━━━━━ DATASET

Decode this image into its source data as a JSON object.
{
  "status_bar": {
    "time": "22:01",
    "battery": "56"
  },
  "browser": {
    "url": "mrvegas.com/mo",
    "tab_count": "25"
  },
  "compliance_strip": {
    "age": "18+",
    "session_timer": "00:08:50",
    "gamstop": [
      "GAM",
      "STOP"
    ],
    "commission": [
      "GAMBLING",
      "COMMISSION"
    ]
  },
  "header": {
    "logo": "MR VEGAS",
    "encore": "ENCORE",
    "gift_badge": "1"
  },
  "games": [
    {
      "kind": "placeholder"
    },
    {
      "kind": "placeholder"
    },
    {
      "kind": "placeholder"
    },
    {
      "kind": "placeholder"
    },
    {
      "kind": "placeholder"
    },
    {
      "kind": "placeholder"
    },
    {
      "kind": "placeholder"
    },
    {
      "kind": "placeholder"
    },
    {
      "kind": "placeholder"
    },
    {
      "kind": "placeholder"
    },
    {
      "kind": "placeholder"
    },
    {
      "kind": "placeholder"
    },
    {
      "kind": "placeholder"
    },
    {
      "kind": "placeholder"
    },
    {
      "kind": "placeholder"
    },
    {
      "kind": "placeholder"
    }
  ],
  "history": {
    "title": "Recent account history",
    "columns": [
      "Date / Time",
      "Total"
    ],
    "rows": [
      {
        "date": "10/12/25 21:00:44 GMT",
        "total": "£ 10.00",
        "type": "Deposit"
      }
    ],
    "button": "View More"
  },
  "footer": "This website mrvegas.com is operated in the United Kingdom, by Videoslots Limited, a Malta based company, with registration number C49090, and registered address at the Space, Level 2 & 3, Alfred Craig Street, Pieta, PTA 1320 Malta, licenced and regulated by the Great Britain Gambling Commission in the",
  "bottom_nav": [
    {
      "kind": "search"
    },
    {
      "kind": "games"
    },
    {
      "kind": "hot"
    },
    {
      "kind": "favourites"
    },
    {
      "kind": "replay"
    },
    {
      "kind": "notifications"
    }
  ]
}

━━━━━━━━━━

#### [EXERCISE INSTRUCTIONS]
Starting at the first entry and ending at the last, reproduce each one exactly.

#### [TASK RESULT]
Decode this image into its source data as a JSON object.
{
  "status_bar": {
    "time": "22:01",
    "battery": "56"
  },
  "browser": {
    "url": "mrvegas.com/mo",
    "tab_count": "25"
  },
  "compliance_strip": {
    "age": "18+",
    "session_timer": "00:08:50",
    "gamstop": [
      "GAM",
      "STOP"
    ],
    "commission": [
      "GAMBLING",
      "COMMISSION"
    ]
  },
  "header": {
    "logo": "MR VEGAS",
    "encore": "ENCORE",
    "gift_badge": "1"
  },
  "games": [
    {
      "kind": "placeholder"
    },
    {
      "kind": "placeholder"
    },
    {
      "kind": "placeholder"
    },
    {
      "kind": "placeholder"
    },
    {
      "kind": "placeholder"
    },
    {
      "kind": "placeholder"
    },
    {
      "kind": "placeholder"
    },
    {
      "kind": "placeholder"
    },
    {
      "kind": "placeholder"
    },
    {
      "kind": "placeholder"
    },
    {
      "kind": "placeholder"
    },
    {
      "kind": "placeholder"
    },
    {
      "kind": "placeholder"
    },
    {
      "kind": "placeholder"
    },
    {
      "kind": "placeholder"
    },
    {
      "kind": "placeholder"
    }
  ],
  "history": {
    "title": "Recent account history",
    "columns": [
      "Date / Time",
      "Total"
    ],
    "rows": [
      {
        "date": "10/12/25 21:00:44 GMT",
        "total": "£ 10.00",
        "type": "Deposit"
      }
    ],
    "button": "View More"
  },
  "footer": "This website mrvegas.com is operated in the United Kingdom, by Videoslots Limited, a Malta based company, with registration number C49090, and registered address at the Space, Level 2 & 3, Alfred Craig Street, Pieta, PTA 1320 Malta, licenced and regulated by the Great Britain Gambling Commission in the",
  "bottom_nav": [
    {
      "kind": "search"
    },
    {
      "kind": "games"
    },
    {
      "kind": "hot"
    },
    {
      "kind": "favourites"
    },
    {
      "kind": "replay"
    },
    {
      "kind": "notifications"
    }
  ]
}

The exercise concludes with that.